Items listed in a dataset
= = = = =
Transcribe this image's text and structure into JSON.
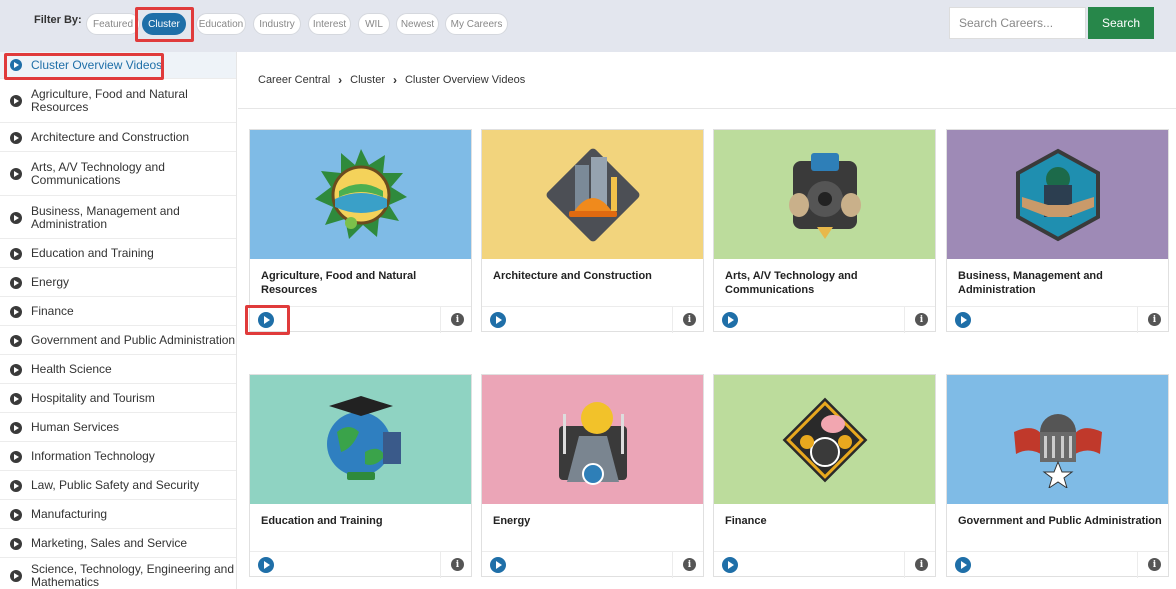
{
  "filter": {
    "label": "Filter By:",
    "pills": [
      "Featured",
      "Cluster",
      "Education",
      "Industry",
      "Interest",
      "WIL",
      "Newest",
      "My Careers"
    ],
    "active": "Cluster"
  },
  "search": {
    "placeholder": "Search Careers...",
    "button": "Search"
  },
  "sidebar": {
    "items": [
      "Cluster Overview Videos",
      "Agriculture, Food and Natural Resources",
      "Architecture and Construction",
      "Arts, A/V Technology and Communications",
      "Business, Management and Administration",
      "Education and Training",
      "Energy",
      "Finance",
      "Government and Public Administration",
      "Health Science",
      "Hospitality and Tourism",
      "Human Services",
      "Information Technology",
      "Law, Public Safety and Security",
      "Manufacturing",
      "Marketing, Sales and Service",
      "Science, Technology, Engineering and Mathematics"
    ]
  },
  "breadcrumb": [
    "Career Central",
    "Cluster",
    "Cluster Overview Videos"
  ],
  "cards": [
    {
      "title": "Agriculture, Food and Natural Resources",
      "bg": "#7fbbe6",
      "icon": "agriculture-emblem-icon"
    },
    {
      "title": "Architecture and Construction",
      "bg": "#f2d47d",
      "icon": "construction-emblem-icon"
    },
    {
      "title": "Arts, A/V Technology and Communications",
      "bg": "#bcdc9c",
      "icon": "arts-av-emblem-icon"
    },
    {
      "title": "Business, Management and Administration",
      "bg": "#9e8ab6",
      "icon": "business-emblem-icon"
    },
    {
      "title": "Education and Training",
      "bg": "#8fd3c2",
      "icon": "education-emblem-icon"
    },
    {
      "title": "Energy",
      "bg": "#eba5b7",
      "icon": "energy-emblem-icon"
    },
    {
      "title": "Finance",
      "bg": "#bcdc9c",
      "icon": "finance-emblem-icon"
    },
    {
      "title": "Government and Public Administration",
      "bg": "#7fbbe6",
      "icon": "government-emblem-icon"
    }
  ],
  "colors": {
    "accent": "#1f6fa8",
    "search_button": "#27874a",
    "highlight": "#e03b3b"
  }
}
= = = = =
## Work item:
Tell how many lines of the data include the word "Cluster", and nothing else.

## Task solution:
5